» **WORK REQUIRED**
For the listing below, report all lines that hold the word "icon".

» **EXTRACTED ENTRIES**
* * * *
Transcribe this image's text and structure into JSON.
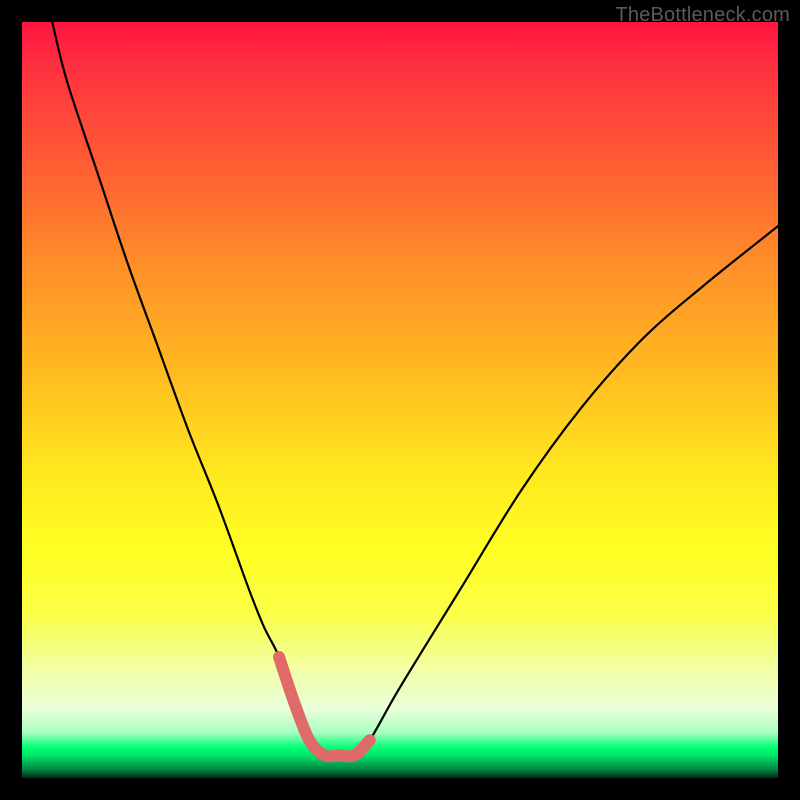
{
  "watermark": "TheBottleneck.com",
  "chart_data": {
    "type": "line",
    "title": "",
    "xlabel": "",
    "ylabel": "",
    "xlim": [
      0,
      100
    ],
    "ylim": [
      0,
      100
    ],
    "grid": false,
    "legend": false,
    "series": [
      {
        "name": "main-curve",
        "x": [
          4,
          6,
          10,
          14,
          18,
          22,
          26,
          30,
          32,
          34,
          36,
          38,
          40,
          42,
          44,
          46,
          50,
          58,
          66,
          74,
          82,
          90,
          100
        ],
        "values": [
          100,
          92,
          80,
          68,
          57,
          46,
          36,
          25,
          20,
          16,
          10,
          5,
          3,
          3,
          3,
          5,
          12,
          25,
          38,
          49,
          58,
          65,
          73
        ]
      },
      {
        "name": "highlight-segment",
        "x": [
          34,
          36,
          38,
          40,
          42,
          44,
          46
        ],
        "values": [
          16,
          10,
          5,
          3,
          3,
          3,
          5
        ]
      }
    ],
    "colors": {
      "main_curve": "#000000",
      "highlight": "#e06a6a",
      "gradient_top": "#ff143f",
      "gradient_mid_orange": "#ff8e29",
      "gradient_yellow": "#ffff22",
      "gradient_green": "#00ff74"
    },
    "annotations": []
  }
}
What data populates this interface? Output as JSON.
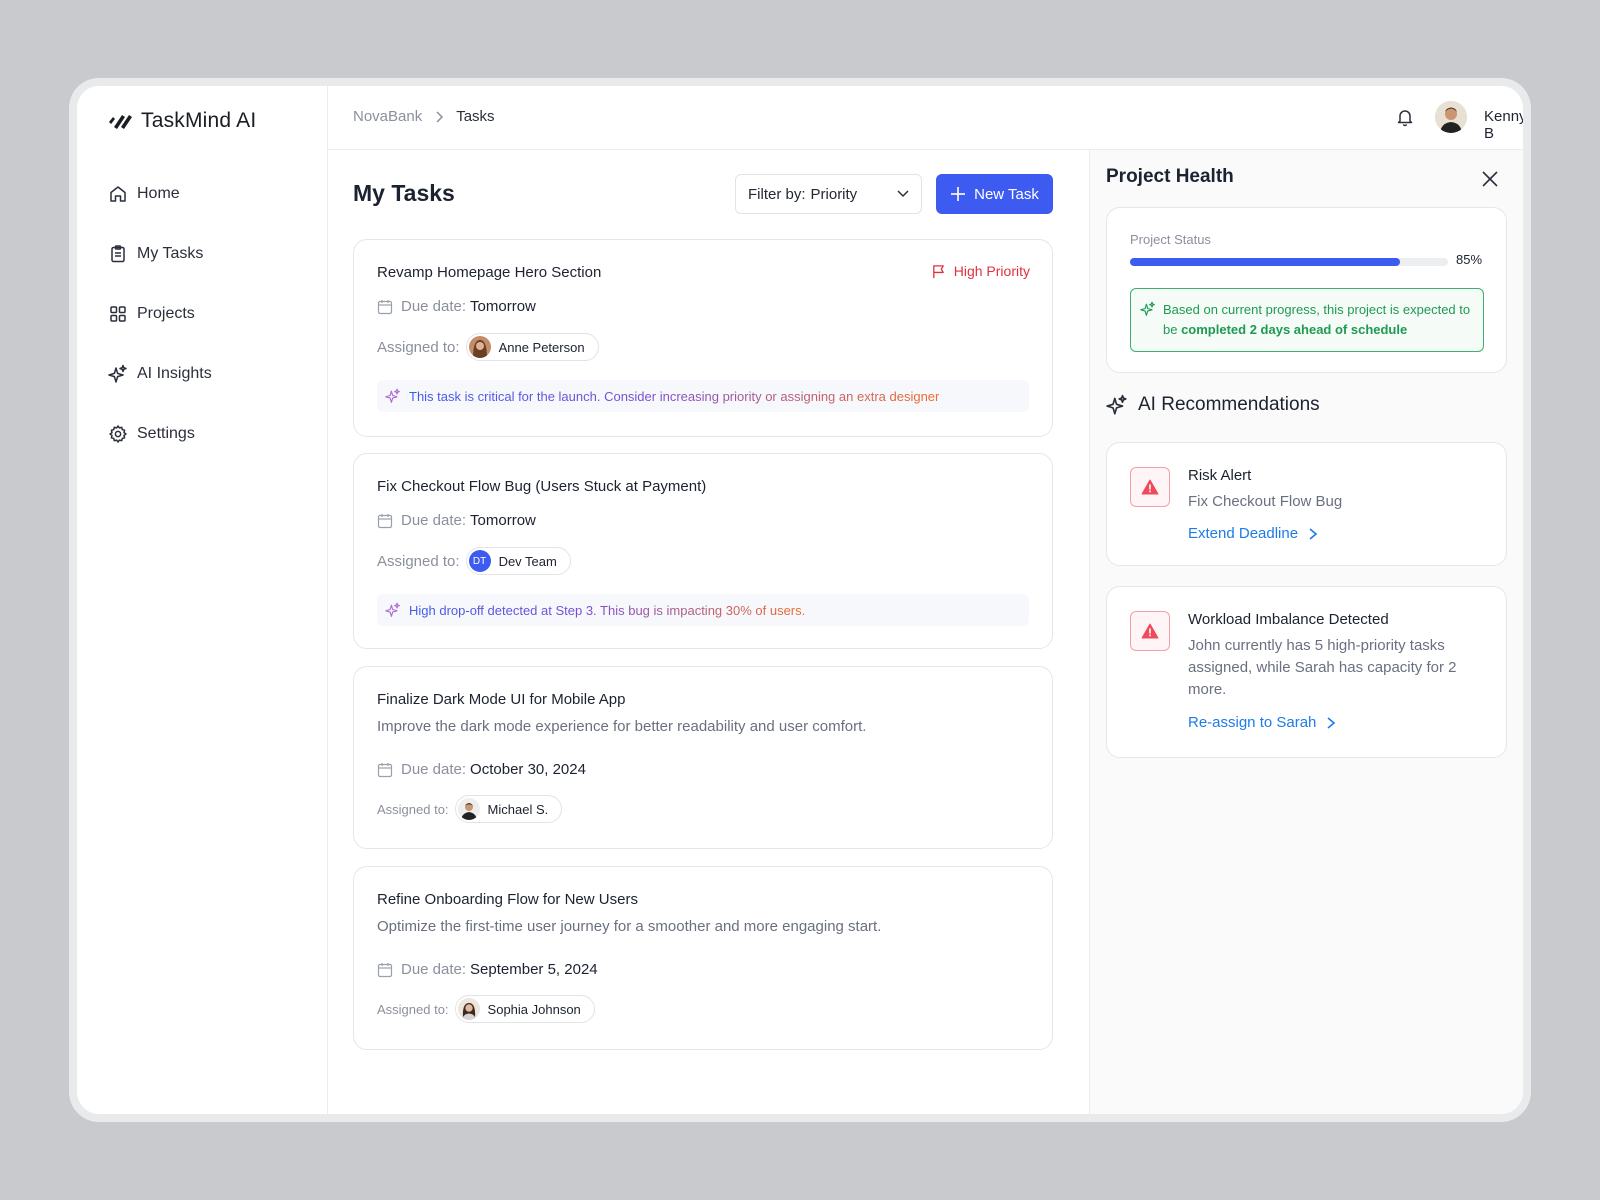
{
  "app": {
    "name": "TaskMind AI"
  },
  "sidebar": {
    "items": [
      {
        "label": "Home",
        "icon": "home-icon"
      },
      {
        "label": "My Tasks",
        "icon": "clipboard-icon"
      },
      {
        "label": "Projects",
        "icon": "grid-icon"
      },
      {
        "label": "AI Insights",
        "icon": "sparkle-icon"
      },
      {
        "label": "Settings",
        "icon": "gear-icon"
      }
    ]
  },
  "header": {
    "breadcrumb": {
      "parent": "NovaBank",
      "current": "Tasks"
    },
    "user": {
      "name": "Kenny B"
    }
  },
  "main": {
    "title": "My Tasks",
    "filter": {
      "label": "Filter by:",
      "value": "Priority"
    },
    "new_task_label": "New Task",
    "due_label": "Due date:",
    "assign_label": "Assigned to:",
    "tasks": [
      {
        "title": "Revamp Homepage Hero Section",
        "priority": "High Priority",
        "due": "Tomorrow",
        "assignee": "Anne Peterson",
        "ai_note": "This task is critical for the launch. Consider increasing priority or assigning an extra designer"
      },
      {
        "title": "Fix Checkout Flow Bug (Users Stuck at Payment)",
        "due": "Tomorrow",
        "assignee": "Dev Team",
        "assignee_initials": "DT",
        "ai_note": "High drop-off detected at Step 3. This bug is impacting 30% of users."
      },
      {
        "title": "Finalize Dark Mode UI for Mobile App",
        "description": "Improve the dark mode experience for better readability and user comfort.",
        "due": "October 30, 2024",
        "assignee": "Michael S."
      },
      {
        "title": "Refine Onboarding Flow for New Users",
        "description": "Optimize the first-time user journey for a smoother and more engaging start.",
        "due": "September 5, 2024",
        "assignee": "Sophia Johnson"
      }
    ]
  },
  "panel": {
    "title": "Project Health",
    "status_label": "Project Status",
    "progress": 85,
    "progress_label": "85%",
    "forecast_prefix": "Based on current progress, this project is expected to be",
    "forecast_bold": "completed 2 days ahead of schedule",
    "recommendations_title": "AI Recommendations",
    "recommendations": [
      {
        "title": "Risk Alert",
        "text": "Fix Checkout Flow Bug",
        "action": "Extend Deadline"
      },
      {
        "title": "Workload Imbalance Detected",
        "text": "John currently has 5 high-priority tasks assigned, while Sarah has capacity for 2 more.",
        "action": "Re-assign to Sarah"
      }
    ]
  },
  "colors": {
    "accent": "#3d5bf0",
    "danger": "#e0303e",
    "success": "#1f9a52",
    "link": "#1e7bea"
  }
}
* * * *
» **YOUR RESPONSE**
        "icon": "home-icon"
        "icon": "clipboard-icon"
        "icon": "grid-icon"
        "icon": "sparkle-icon"
        "icon": "gear-icon"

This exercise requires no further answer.